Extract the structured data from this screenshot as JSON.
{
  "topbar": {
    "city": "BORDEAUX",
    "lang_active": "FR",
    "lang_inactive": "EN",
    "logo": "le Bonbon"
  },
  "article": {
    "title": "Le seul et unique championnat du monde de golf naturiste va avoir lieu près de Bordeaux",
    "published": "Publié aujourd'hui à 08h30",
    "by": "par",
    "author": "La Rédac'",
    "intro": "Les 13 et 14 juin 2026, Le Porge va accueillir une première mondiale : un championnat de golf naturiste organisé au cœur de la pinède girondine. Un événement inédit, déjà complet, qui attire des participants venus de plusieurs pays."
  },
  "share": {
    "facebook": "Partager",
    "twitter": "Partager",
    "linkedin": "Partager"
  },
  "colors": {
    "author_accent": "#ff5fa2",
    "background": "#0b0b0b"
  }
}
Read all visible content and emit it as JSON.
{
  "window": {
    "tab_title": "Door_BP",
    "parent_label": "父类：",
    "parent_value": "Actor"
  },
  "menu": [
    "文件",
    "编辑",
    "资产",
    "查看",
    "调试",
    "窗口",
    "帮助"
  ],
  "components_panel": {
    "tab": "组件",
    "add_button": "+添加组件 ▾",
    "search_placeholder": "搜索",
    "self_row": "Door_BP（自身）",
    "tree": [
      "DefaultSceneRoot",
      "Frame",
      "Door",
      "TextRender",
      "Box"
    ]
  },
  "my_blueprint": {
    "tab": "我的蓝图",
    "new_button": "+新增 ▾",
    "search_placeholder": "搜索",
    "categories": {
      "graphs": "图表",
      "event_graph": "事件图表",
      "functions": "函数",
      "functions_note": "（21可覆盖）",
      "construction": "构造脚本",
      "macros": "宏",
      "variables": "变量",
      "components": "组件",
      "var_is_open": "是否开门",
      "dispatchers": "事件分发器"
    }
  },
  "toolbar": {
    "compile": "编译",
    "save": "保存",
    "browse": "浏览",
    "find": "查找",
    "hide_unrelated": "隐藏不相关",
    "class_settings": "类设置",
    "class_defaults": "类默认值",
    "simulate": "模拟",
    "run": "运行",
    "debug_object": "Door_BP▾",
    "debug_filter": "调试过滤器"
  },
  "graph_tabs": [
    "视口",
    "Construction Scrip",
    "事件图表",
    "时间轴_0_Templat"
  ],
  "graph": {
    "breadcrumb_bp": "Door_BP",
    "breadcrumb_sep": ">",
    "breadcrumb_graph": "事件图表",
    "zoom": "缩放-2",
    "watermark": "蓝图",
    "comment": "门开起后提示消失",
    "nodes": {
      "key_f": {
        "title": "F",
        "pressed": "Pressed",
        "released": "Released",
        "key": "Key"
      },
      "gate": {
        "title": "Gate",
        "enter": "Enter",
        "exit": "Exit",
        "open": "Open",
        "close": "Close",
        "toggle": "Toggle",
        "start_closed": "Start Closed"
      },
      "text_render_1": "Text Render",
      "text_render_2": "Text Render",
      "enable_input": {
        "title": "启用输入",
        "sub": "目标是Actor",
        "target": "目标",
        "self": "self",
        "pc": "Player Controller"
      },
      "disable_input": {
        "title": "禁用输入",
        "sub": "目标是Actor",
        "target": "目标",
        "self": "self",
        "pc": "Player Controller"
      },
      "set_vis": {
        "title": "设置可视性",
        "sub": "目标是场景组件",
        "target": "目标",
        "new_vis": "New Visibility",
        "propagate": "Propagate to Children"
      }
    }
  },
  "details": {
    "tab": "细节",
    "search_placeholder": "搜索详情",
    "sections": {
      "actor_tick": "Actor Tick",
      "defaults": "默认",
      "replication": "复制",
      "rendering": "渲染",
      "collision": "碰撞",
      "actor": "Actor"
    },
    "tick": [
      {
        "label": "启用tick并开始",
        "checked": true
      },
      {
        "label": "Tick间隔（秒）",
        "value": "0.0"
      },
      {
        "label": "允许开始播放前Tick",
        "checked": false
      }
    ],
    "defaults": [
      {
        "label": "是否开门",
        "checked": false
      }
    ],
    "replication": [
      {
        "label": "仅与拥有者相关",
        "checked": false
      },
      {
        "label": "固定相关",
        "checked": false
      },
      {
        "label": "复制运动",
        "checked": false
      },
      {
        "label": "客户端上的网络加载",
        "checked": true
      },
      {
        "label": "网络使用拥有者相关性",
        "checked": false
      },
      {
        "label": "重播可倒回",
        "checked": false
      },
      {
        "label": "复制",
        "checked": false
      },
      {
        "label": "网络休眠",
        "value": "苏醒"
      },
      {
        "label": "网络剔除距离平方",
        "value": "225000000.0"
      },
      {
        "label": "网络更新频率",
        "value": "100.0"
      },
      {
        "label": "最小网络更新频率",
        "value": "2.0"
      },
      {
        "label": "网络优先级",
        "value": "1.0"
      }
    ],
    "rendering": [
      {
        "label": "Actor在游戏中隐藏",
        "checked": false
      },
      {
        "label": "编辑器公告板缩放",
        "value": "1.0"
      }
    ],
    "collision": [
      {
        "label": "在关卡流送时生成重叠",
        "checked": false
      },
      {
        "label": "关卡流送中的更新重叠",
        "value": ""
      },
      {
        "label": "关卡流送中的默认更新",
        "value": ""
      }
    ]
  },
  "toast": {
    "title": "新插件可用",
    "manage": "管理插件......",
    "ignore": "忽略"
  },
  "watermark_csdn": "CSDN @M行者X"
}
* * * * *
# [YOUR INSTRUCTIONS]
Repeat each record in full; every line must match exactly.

# [EXERCISE SOLUTION]
Extract the structured data from this screenshot as JSON.
{
  "topbar": {
    "city": "BORDEAUX",
    "lang_active": "FR",
    "lang_inactive": "EN",
    "logo": "le Bonbon"
  },
  "article": {
    "title": "Le seul et unique championnat du monde de golf naturiste va avoir lieu près de Bordeaux",
    "published": "Publié aujourd'hui à 08h30",
    "by": "par",
    "author": "La Rédac'",
    "intro": "Les 13 et 14 juin 2026, Le Porge va accueillir une première mondiale : un championnat de golf naturiste organisé au cœur de la pinède girondine. Un événement inédit, déjà complet, qui attire des participants venus de plusieurs pays."
  },
  "share": {
    "facebook": "Partager",
    "twitter": "Partager",
    "linkedin": "Partager"
  },
  "colors": {
    "author_accent": "#ff5fa2",
    "background": "#0b0b0b"
  }
}
Read all visible content and emit it as JSON.
{
  "window": {
    "tab_title": "Door_BP",
    "parent_label": "父类：",
    "parent_value": "Actor"
  },
  "menu": [
    "文件",
    "编辑",
    "资产",
    "查看",
    "调试",
    "窗口",
    "帮助"
  ],
  "components_panel": {
    "tab": "组件",
    "add_button": "+添加组件 ▾",
    "search_placeholder": "搜索",
    "self_row": "Door_BP（自身）",
    "tree": [
      "DefaultSceneRoot",
      "Frame",
      "Door",
      "TextRender",
      "Box"
    ]
  },
  "my_blueprint": {
    "tab": "我的蓝图",
    "new_button": "+新增 ▾",
    "search_placeholder": "搜索",
    "categories": {
      "graphs": "图表",
      "event_graph": "事件图表",
      "functions": "函数",
      "functions_note": "（21可覆盖）",
      "construction": "构造脚本",
      "macros": "宏",
      "variables": "变量",
      "components": "组件",
      "var_is_open": "是否开门",
      "dispatchers": "事件分发器"
    }
  },
  "toolbar": {
    "compile": "编译",
    "save": "保存",
    "browse": "浏览",
    "find": "查找",
    "hide_unrelated": "隐藏不相关",
    "class_settings": "类设置",
    "class_defaults": "类默认值",
    "simulate": "模拟",
    "run": "运行",
    "debug_object": "Door_BP▾",
    "debug_filter": "调试过滤器"
  },
  "graph_tabs": [
    "视口",
    "Construction Scrip",
    "事件图表",
    "时间轴_0_Templat"
  ],
  "graph": {
    "breadcrumb_bp": "Door_BP",
    "breadcrumb_sep": ">",
    "breadcrumb_graph": "事件图表",
    "zoom": "缩放-2",
    "watermark": "蓝图",
    "comment": "门开起后提示消失",
    "nodes": {
      "key_f": {
        "title": "F",
        "pressed": "Pressed",
        "released": "Released",
        "key": "Key"
      },
      "gate": {
        "title": "Gate",
        "enter": "Enter",
        "exit": "Exit",
        "open": "Open",
        "close": "Close",
        "toggle": "Toggle",
        "start_closed": "Start Closed"
      },
      "text_render_1": "Text Render",
      "text_render_2": "Text Render",
      "enable_input": {
        "title": "启用输入",
        "sub": "目标是Actor",
        "target": "目标",
        "self": "self",
        "pc": "Player Controller"
      },
      "disable_input": {
        "title": "禁用输入",
        "sub": "目标是Actor",
        "target": "目标",
        "self": "self",
        "pc": "Player Controller"
      },
      "set_vis": {
        "title": "设置可视性",
        "sub": "目标是场景组件",
        "target": "目标",
        "new_vis": "New Visibility",
        "propagate": "Propagate to Children"
      }
    }
  },
  "details": {
    "tab": "细节",
    "search_placeholder": "搜索详情",
    "sections": {
      "actor_tick": "Actor Tick",
      "defaults": "默认",
      "replication": "复制",
      "rendering": "渲染",
      "collision": "碰撞",
      "actor": "Actor"
    },
    "tick": [
      {
        "label": "启用tick并开始",
        "checked": true
      },
      {
        "label": "Tick间隔（秒）",
        "value": "0.0"
      },
      {
        "label": "允许开始播放前Tick",
        "checked": false
      }
    ],
    "defaults": [
      {
        "label": "是否开门",
        "checked": false
      }
    ],
    "replication": [
      {
        "label": "仅与拥有者相关",
        "checked": false
      },
      {
        "label": "固定相关",
        "checked": false
      },
      {
        "label": "复制运动",
        "checked": false
      },
      {
        "label": "客户端上的网络加载",
        "checked": true
      },
      {
        "label": "网络使用拥有者相关性",
        "checked": false
      },
      {
        "label": "重播可倒回",
        "checked": false
      },
      {
        "label": "复制",
        "checked": false
      },
      {
        "label": "网络休眠",
        "value": "苏醒"
      },
      {
        "label": "网络剔除距离平方",
        "value": "225000000.0"
      },
      {
        "label": "网络更新频率",
        "value": "100.0"
      },
      {
        "label": "最小网络更新频率",
        "value": "2.0"
      },
      {
        "label": "网络优先级",
        "value": "1.0"
      }
    ],
    "rendering": [
      {
        "label": "Actor在游戏中隐藏",
        "checked": false
      },
      {
        "label": "编辑器公告板缩放",
        "value": "1.0"
      }
    ],
    "collision": [
      {
        "label": "在关卡流送时生成重叠",
        "checked": false
      },
      {
        "label": "关卡流送中的更新重叠",
        "value": ""
      },
      {
        "label": "关卡流送中的默认更新",
        "value": ""
      }
    ]
  },
  "toast": {
    "title": "新插件可用",
    "manage": "管理插件......",
    "ignore": "忽略"
  },
  "watermark_csdn": "CSDN @M行者X"
}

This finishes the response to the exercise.